Interact “face-to-face” when possible. Whether you typically communicate through email or over the phone, face-to-face interaction is still possible via video conferencing and can help boost your rapport by allowing for more personal interaction. Having the chance to gauge a colleague’s mannerism, tone and personality can make future email and phone conversations more natural and comfortable.
Remember who is on the other end of the interaction. Understand that the person on the other end of your screen is a real person. Sure, it might sound elementary – but it’s as simple as treating others the way you want to be treated, and don’t do or say anything that you wouldn’t want to be said to you.
Listen. Try to listen actively when someone else is speaking to best understand their requirements, ideas, and plans. Showing interest and being attentive is a great way to make people feel comfortable opening up to you. And never attempt to multitask.
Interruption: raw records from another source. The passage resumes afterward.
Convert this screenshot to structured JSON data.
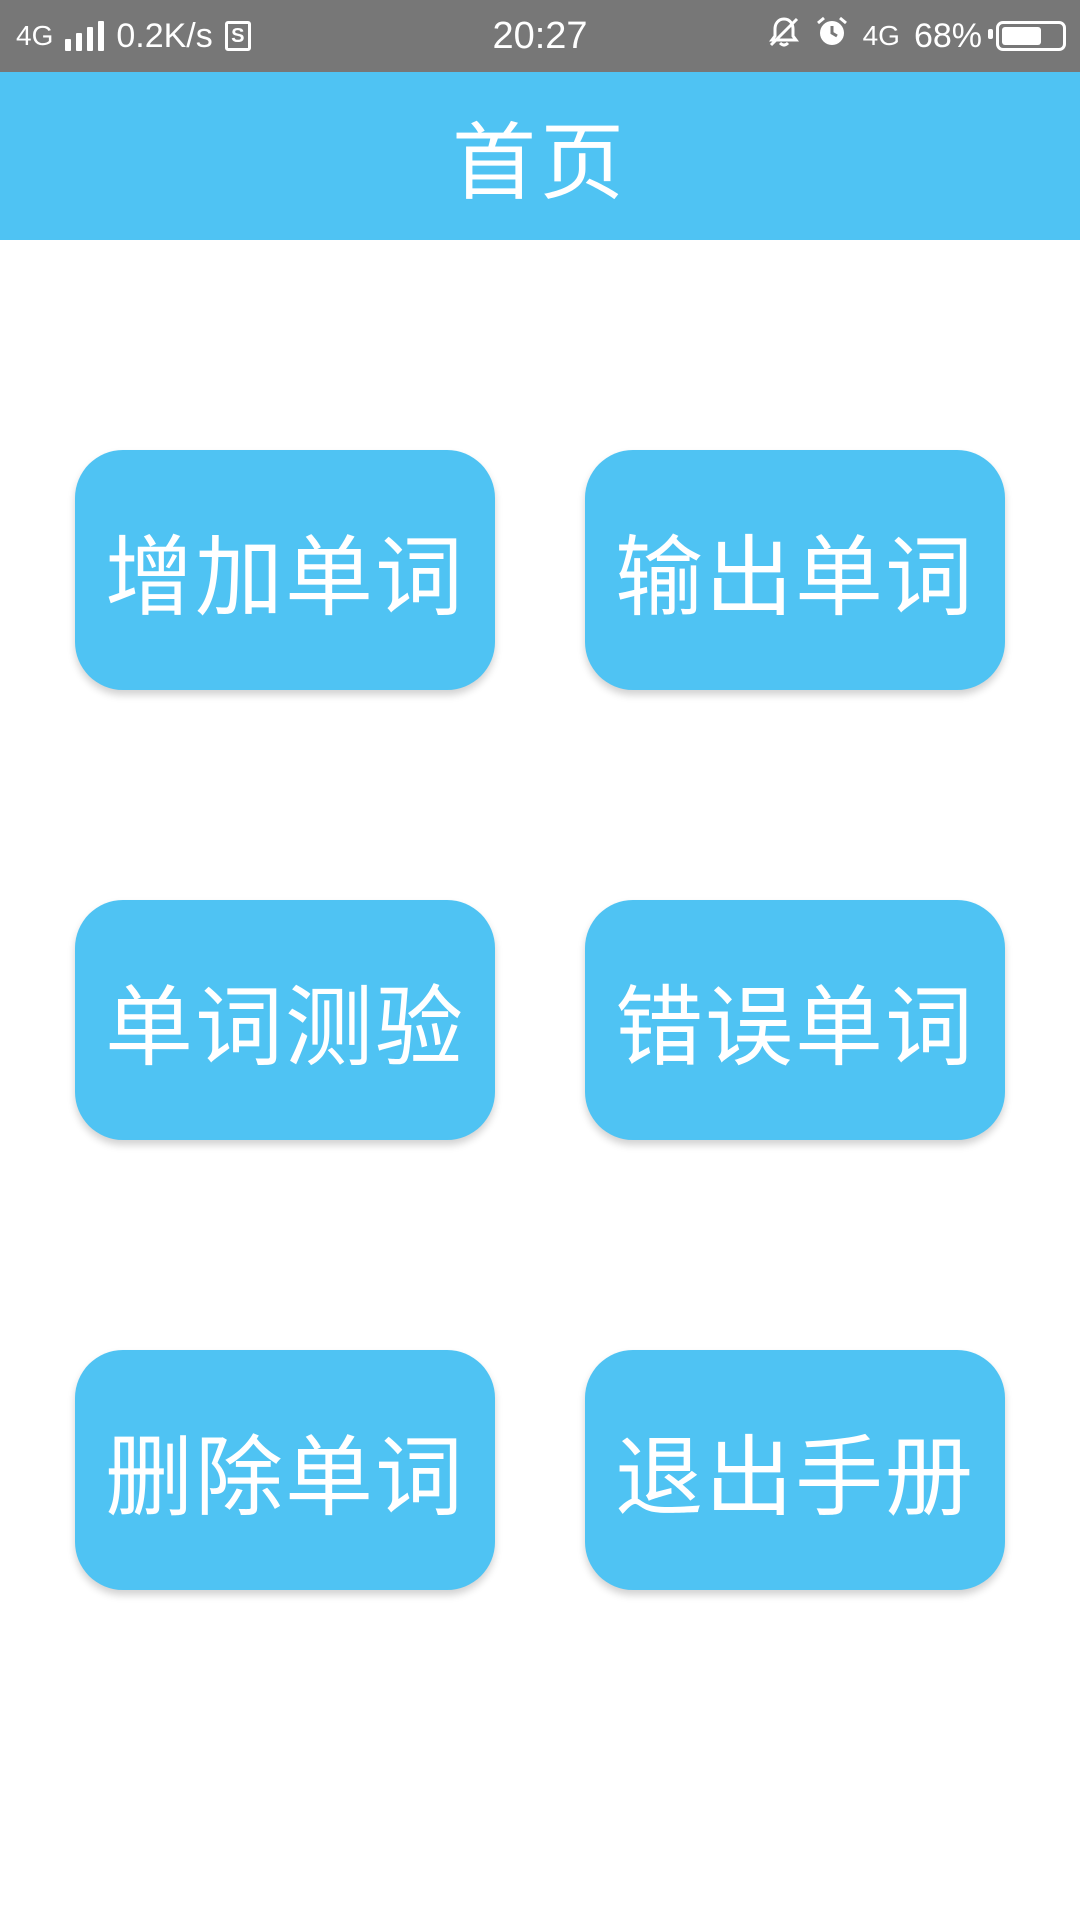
{
  "status_bar": {
    "network_left": "4G",
    "speed": "0.2K/s",
    "sim_label": "S",
    "time": "20:27",
    "network_right": "4G",
    "battery_percent": "68%",
    "battery_level": 0.68,
    "icons": [
      "signal-icon",
      "sim-icon",
      "mute-icon",
      "alarm-icon",
      "battery-icon"
    ]
  },
  "app_bar": {
    "title": "首页"
  },
  "menu": {
    "buttons": [
      {
        "label": "增加单词"
      },
      {
        "label": "输出单词"
      },
      {
        "label": "单词测验"
      },
      {
        "label": "错误单词"
      },
      {
        "label": "删除单词"
      },
      {
        "label": "退出手册"
      }
    ]
  },
  "colors": {
    "accent": "#4fc3f3",
    "status_bar": "#777777",
    "text_on_accent": "#ffffff",
    "background": "#ffffff"
  }
}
Give the other person your full attention as a sign of respect, and to give yourself a better chance of understanding their intentions.
Stick to your word. A simple way to establish your reputation is by keeping your word. If you agree on a deadline, or make a promise to call a teammate, follow it up. When you demonstrate your integrity and work ethic, your colleagues will learn that they can rely on you.
Check out the most recent posts
Trees are at the heart of every vibrant community. Since 2011, Boise Paper has partnered with the Arbor Day Foundation to plant trees through Project UP.
With artificial intelligence on the rise and consumer demand for customization increasing, it may seem strange that one of the oldest modern printing technologies – continuous ink jet (CIJ) – is seeing a reemergence.
As the 2020 presidential election approaches, citizens heading to the polls may face a wide array of options to allow them to cast their votes, ranging from paperless touchscreen digital polling machines to a hand-filled paper ballot.
Radio frequency waves have been used to drive technology innovations and communication breakthroughs since, well, the radio.